» **Task item**:
Quote the listing in full, exactly as given, minus any pictures.

» **Supplied entries**:
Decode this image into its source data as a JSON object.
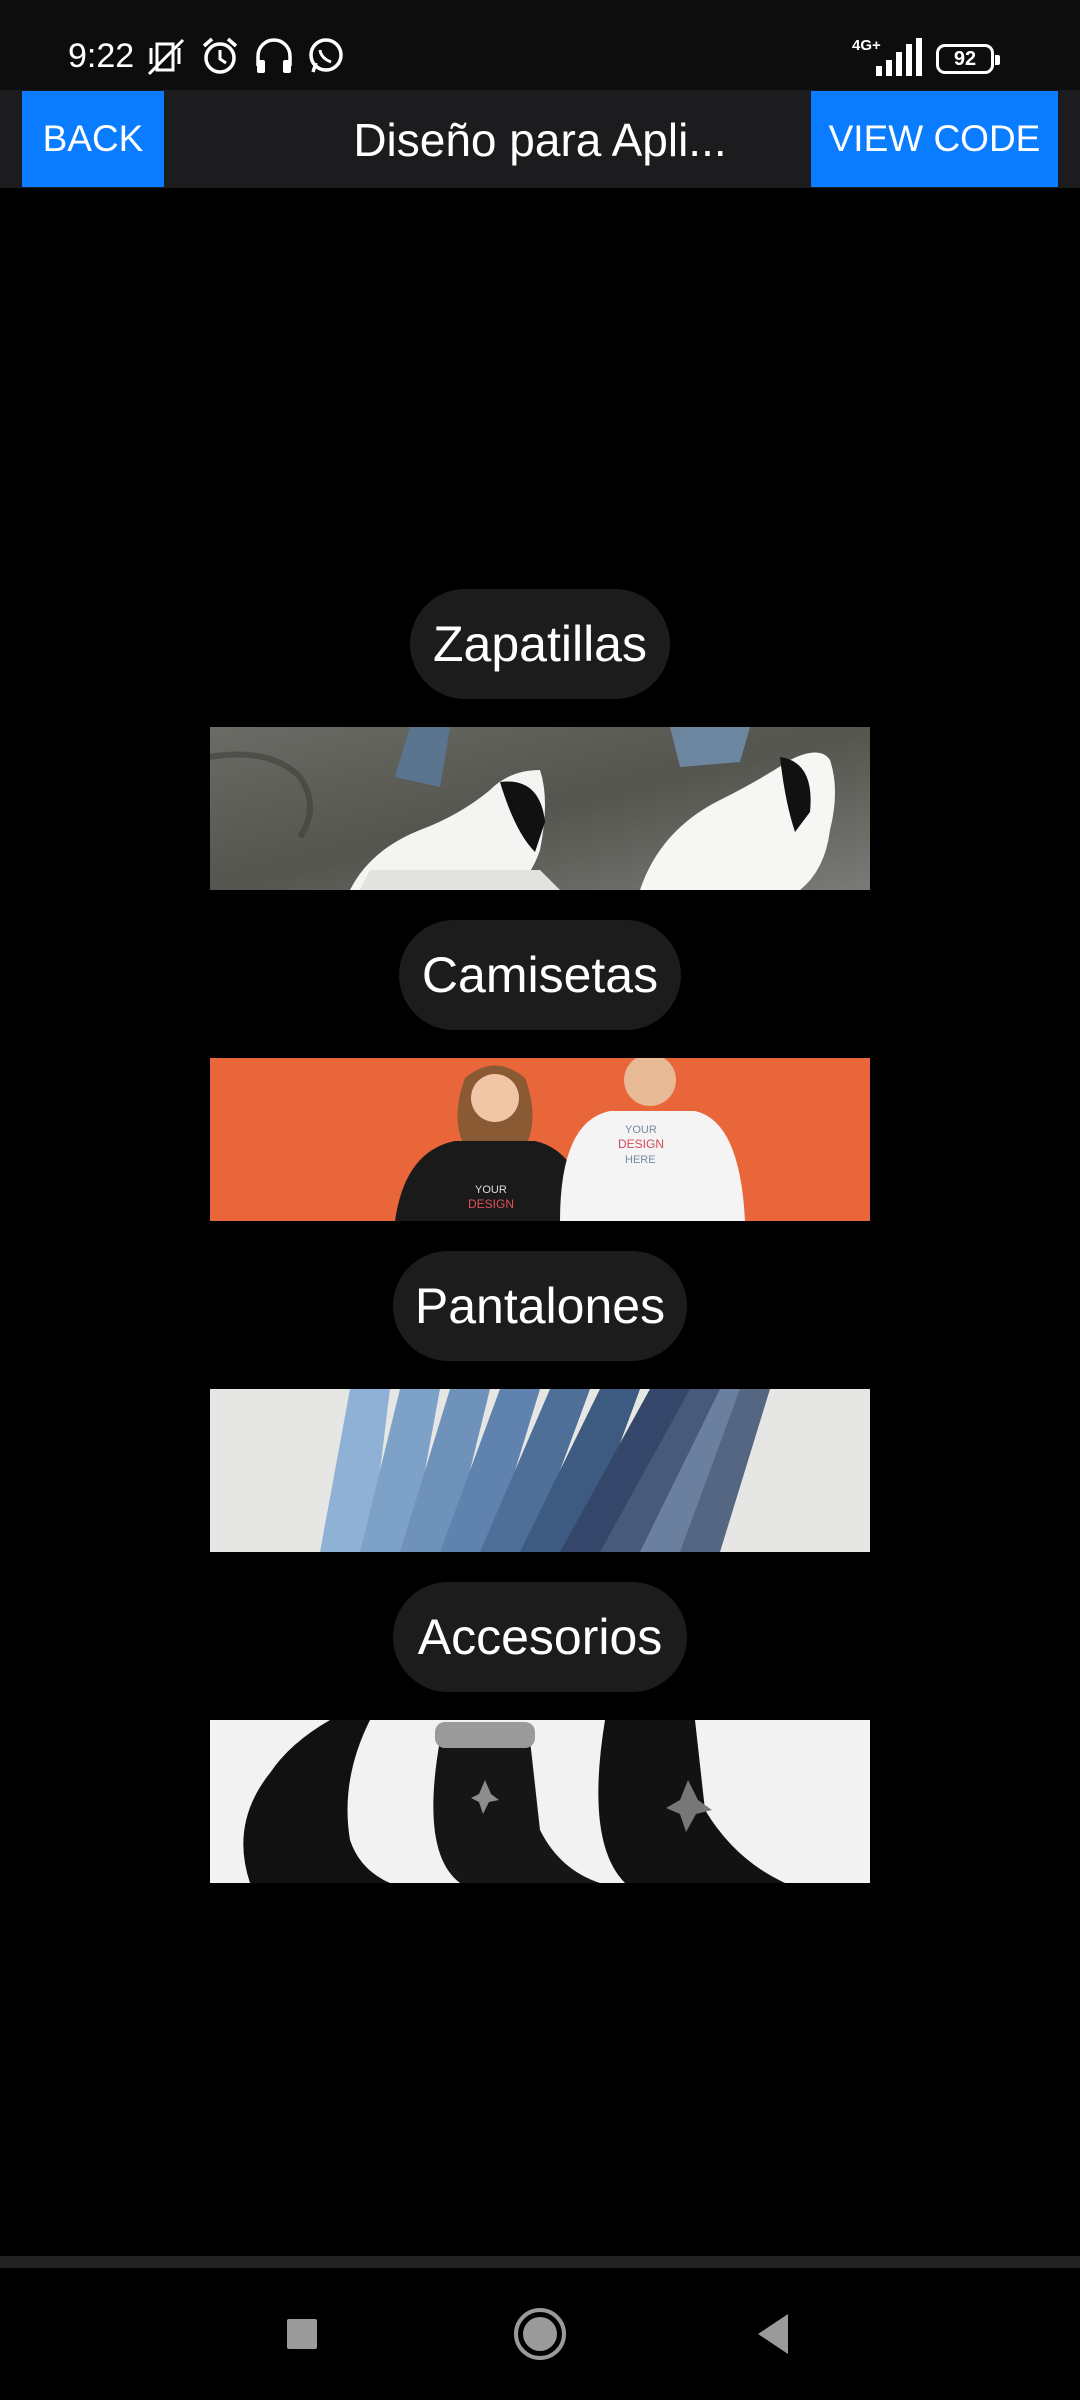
{
  "status_bar": {
    "time": "9:22",
    "network": "4G+",
    "battery": "92",
    "icons": [
      "vibrate-off-icon",
      "alarm-icon",
      "headphones-icon",
      "whatsapp-icon",
      "signal-icon",
      "battery-icon"
    ]
  },
  "header": {
    "back_label": "BACK",
    "title": "Diseño para Apli...",
    "view_code_label": "VIEW CODE"
  },
  "categories": [
    {
      "label": "Zapatillas",
      "image": "white-sneakers-photo"
    },
    {
      "label": "Camisetas",
      "image": "couple-tshirts-photo"
    },
    {
      "label": "Pantalones",
      "image": "folded-jeans-photo"
    },
    {
      "label": "Accesorios",
      "image": "black-socks-photo"
    }
  ],
  "banner_text": {
    "tshirt_line1": "YOUR",
    "tshirt_line2": "DESIGN",
    "tshirt_line3": "HERE"
  },
  "nav": {
    "icons": [
      "recents-square-icon",
      "home-circle-icon",
      "back-triangle-icon"
    ]
  },
  "colors": {
    "accent": "#0a7cff",
    "pill_bg": "#1c1c1c",
    "background": "#000000"
  }
}
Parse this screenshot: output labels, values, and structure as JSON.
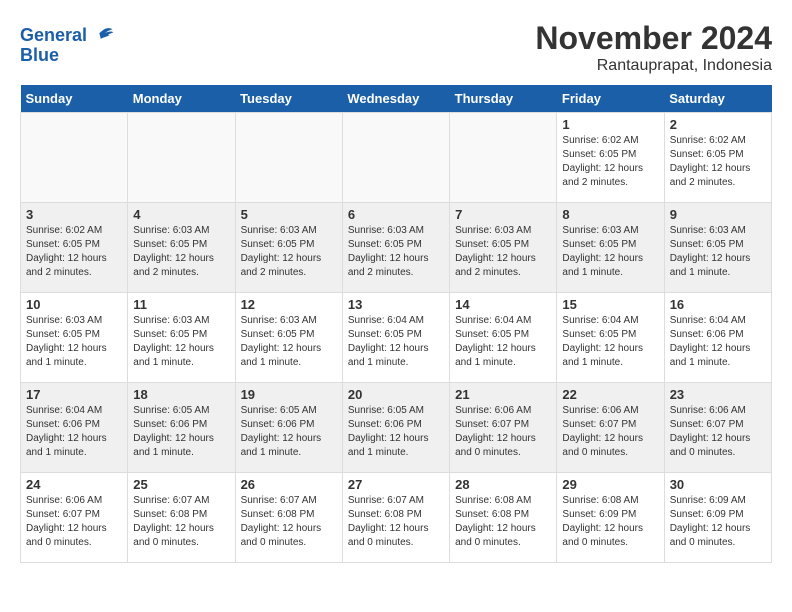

» **Exercise response**:
Decode this image into its source data as a JSON object.
{
  "status_bar": {
    "time": "9:22",
    "network": "4G+",
    "battery": "92",
    "icons": [
      "vibrate-off-icon",
      "alarm-icon",
      "headphones-icon",
      "whatsapp-icon",
      "signal-icon",
      "battery-icon"
    ]
  },
  "header": {
    "back_label": "BACK",
    "title": "Diseño para Apli...",
    "view_code_label": "VIEW CODE"
  },
  "categories": [
    {
      "label": "Zapatillas",
      "image": "white-sneakers-photo"
    },
    {
      "label": "Camisetas",
      "image": "couple-tshirts-photo"
    },
    {
      "label": "Pantalones",
      "image": "folded-jeans-photo"
    },
    {
      "label": "Accesorios",
      "image": "black-socks-photo"
    }
  ],
  "banner_text": {
    "tshirt_line1": "YOUR",
    "tshirt_line2": "DESIGN",
    "tshirt_line3": "HERE"
  },
  "nav": {
    "icons": [
      "recents-square-icon",
      "home-circle-icon",
      "back-triangle-icon"
    ]
  },
  "colors": {
    "accent": "#0a7cff",
    "pill_bg": "#1c1c1c",
    "background": "#000000"
  }
}
Parse this screenshot: output labels, values, and structure as JSON.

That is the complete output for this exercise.